For our next installment of the App Store Roundtable, we talked with developers about an issue that comes up time and again: the application approval system and the overall transparency of the inner workings of the App Store. When developers submit their products to Apple, we have to cross our fingers and hope they’ll be allowed into the App Store, as there’s very little consistency or feedback.
My biggest gripe about selling in the App Store is Apple’s lack of status updates during the review process. Even a “we received your app and are reviewing it” would be a big help.
— Doug Davies, developer of JiggleBalls
I guess the single most burning issue with the App Store is the intransparent review process. One submits an app, then after an indeterminate time it is approved or not; there are no clean cut rules; there is no public timeline; there is no ETA; there is no feedback (even a page in the dev center with “Status: Waiting for review,” “reviewing” or something equally vague would help).
— Martin J. Laubach, developer of Moonlight
The whole process needs a lot more transparency because developers are the lifeblood of the appstore and they need to plan their future development and marketing initiatives based on some general time line. If Apple subjectively rejects an app for “being too simple” when there are literally hundreds of simpler apps already in the store, they are hurting the development process. There currently aren’t any guidelines for what is “too simple.”
— Dan of Rareapps
I also feel that apple is not giving the approval process enough attention, we should not have to put up with scandals such as the port of the famous Nintendo Duck Hunt (exact graphics ) in there. Apple should develop a quality assurance process within its approval process so completely ridiculous games wont get through.
— Brynjar Gigja of On The Rocks, developer of Tiltafun
The biggest issue for us is the lack of information on how the App Store really works. So much of what we do hinges on how the store operates- how and when applications are approved, which apps are featured, exactly how the top 100 list is computed, and how release dates work. Knowing how these details work is key, but in depth information has never been provided.
— Andy Korth of Howling Moon Software, developer of Crayon Ball
If you gather two or more iPhone developers together at any time the conversation will inevitably touch on the featured lists. These are the suggested apps you see in the various App Store lists (What’s New, What’s Hot etc.), and most apps that are lucky enough to get one of these slots find themselves with many thousands of dollars worth of extra sales. This is another area where developers would welcome more transparency.
I’d really like Apple to be clear how they choose to feature apps. Is there anything that can be done to help, or anything which definitely blocks you from being featured?
— Tim Haines, developer of BurnBall
I would like to know more about how Apple chooses it’s featured products, I would like Apple to give us developers more heads up to changes in the market place, what they have in mind for the future so we can adjust.
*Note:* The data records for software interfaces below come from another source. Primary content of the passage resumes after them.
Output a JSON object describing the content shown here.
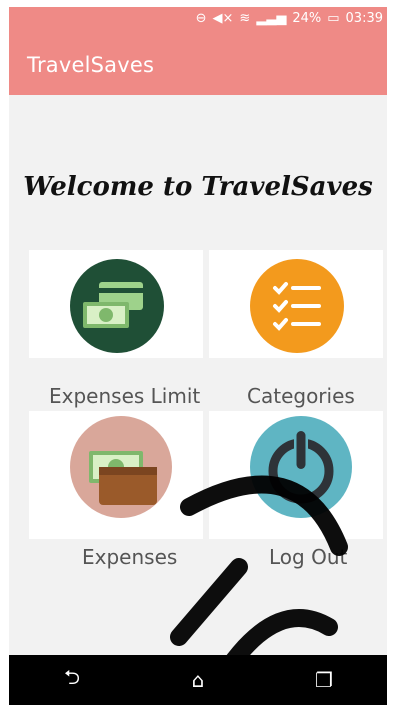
{
  "status_bar": {
    "battery_percent": "24%",
    "time": "03:39"
  },
  "app_bar": {
    "title": "TravelSaves"
  },
  "main": {
    "welcome": "Welcome to TravelSaves",
    "tiles": [
      {
        "label": "Expenses Limit",
        "icon": "money-cards-icon"
      },
      {
        "label": "Categories",
        "icon": "checklist-icon"
      },
      {
        "label": "Expenses",
        "icon": "wallet-icon"
      },
      {
        "label": "Log Out",
        "icon": "power-icon"
      }
    ]
  },
  "colors": {
    "accent": "#ef8a86",
    "expenses_limit": "#1f4f36",
    "categories": "#f39a1d",
    "expenses": "#d9a79a",
    "logout": "#5fb5c3"
  }
}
— Brynjar Gigja
There’s this feeling that the app review and featuring department is completely isolated from the world. There seems to be nothing, or very little you can do as an independent to get their attention.
— Mike Kasprzak
It would be nice if you could pitch your app to Apple (or even a monetary model) so that you could be displayed at the top level (other than by release date) for a few days. As an “indie” it’s frustrating trying to get exposure.
— Doug Davies
Join us next time?
If you are an iPhone developer with experience of the App Store and would like to participate by sharing some opinions in future App Store Roundtables, please get in touch via our contact form.